Overlooked by Morrison is the fact that each worker will receive an average redundancy payout of $330,000 largely thanks to their union and state government. Later, Malcolm Turnbull trashed his earlier commentary to lash Dan Andrews’ Victorian state government for doing the dirty on workers in choosing clean renewables over brown coal.
Turnbull contradicted his earlier rebuke of Abbott that the closure is a hard-nosed commercial decision by the plant’s joint private owners, Engie and Mitsui and Co Ltd. Hazelwood has been privately owned since Jeff Kennett sold it in 1996 for $2.35 billion. Had it not sold, it was set to be closed by the State Electricity Corporation of Victoria in 2005. Omitted from Coalition memory is the uncontrolled fire in Hazelwood’s lignite mine, a fire which burned for 45 days near Morwell in 2014 and which led to its owner being charged with 10 breaches of the Occupational Health and Safety Act.
Don Kelly, Kanahooka
Tax free overtime
Scott Morrison will go down in the history books as the Only Australian Treasurer who never combined Brains with Reality.
All he needs to do is to make all overtime totally tax free, and he could sit back and watch productivity take off.
Forget all about lowering penalty rates, just give workers real incentives to get stuck in.
The only way to get Australia out of the Dunny Dump is to increase work output. Working longer hours and paying higher tax is not any sort of incentive.
Dave Cox, Corrimal
More secure workplace?
Reg Wilding in ‘Good on you Sally’, Mercury March 29 was spot on! Democracy and its Rule of Law; relies upon the people accepting both democracy and its laws as being both fit for purpose and equitable. Since 1215 with the Magna Carta, history has countless instances where the legal status quo has been amended solely as a consequence of public opposition.
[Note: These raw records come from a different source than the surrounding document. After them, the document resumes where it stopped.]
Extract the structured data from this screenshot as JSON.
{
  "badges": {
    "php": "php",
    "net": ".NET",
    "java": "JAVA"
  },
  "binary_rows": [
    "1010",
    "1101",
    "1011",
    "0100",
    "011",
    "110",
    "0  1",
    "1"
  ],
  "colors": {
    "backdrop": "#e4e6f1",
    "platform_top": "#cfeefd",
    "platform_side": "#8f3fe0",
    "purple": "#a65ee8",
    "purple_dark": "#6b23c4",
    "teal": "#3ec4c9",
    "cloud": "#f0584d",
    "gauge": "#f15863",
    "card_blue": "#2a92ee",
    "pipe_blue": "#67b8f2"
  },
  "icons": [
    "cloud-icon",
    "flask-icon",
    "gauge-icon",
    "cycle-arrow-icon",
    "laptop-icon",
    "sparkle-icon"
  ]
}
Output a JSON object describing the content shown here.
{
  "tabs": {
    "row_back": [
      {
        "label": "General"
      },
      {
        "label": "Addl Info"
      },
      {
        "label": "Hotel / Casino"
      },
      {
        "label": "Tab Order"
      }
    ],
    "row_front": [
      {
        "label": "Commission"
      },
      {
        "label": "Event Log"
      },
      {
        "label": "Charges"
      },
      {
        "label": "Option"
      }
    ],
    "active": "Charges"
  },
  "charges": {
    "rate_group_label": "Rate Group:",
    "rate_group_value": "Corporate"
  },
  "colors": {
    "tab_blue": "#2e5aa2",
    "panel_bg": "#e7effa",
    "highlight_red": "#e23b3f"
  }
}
Australia has some significant examples of this; including, the Eureka Stockade and the Women’s Suffrage movement of the 19th Century.
Again in 1938, when Port Kembla wharve labourers refused to load pig iron onto the vessel S.S Dalfram for use by Japan in its military expansionism against China. Each of these actions, were deemed to be against the Law by the conservative establishment of the time. History was to prove the correctness of challenging what were patently “bad Laws”! Hopefully the statements made by Sally Mc Manus indicate a change of emphasis from the ACTU.
Barry Swan, Balgownie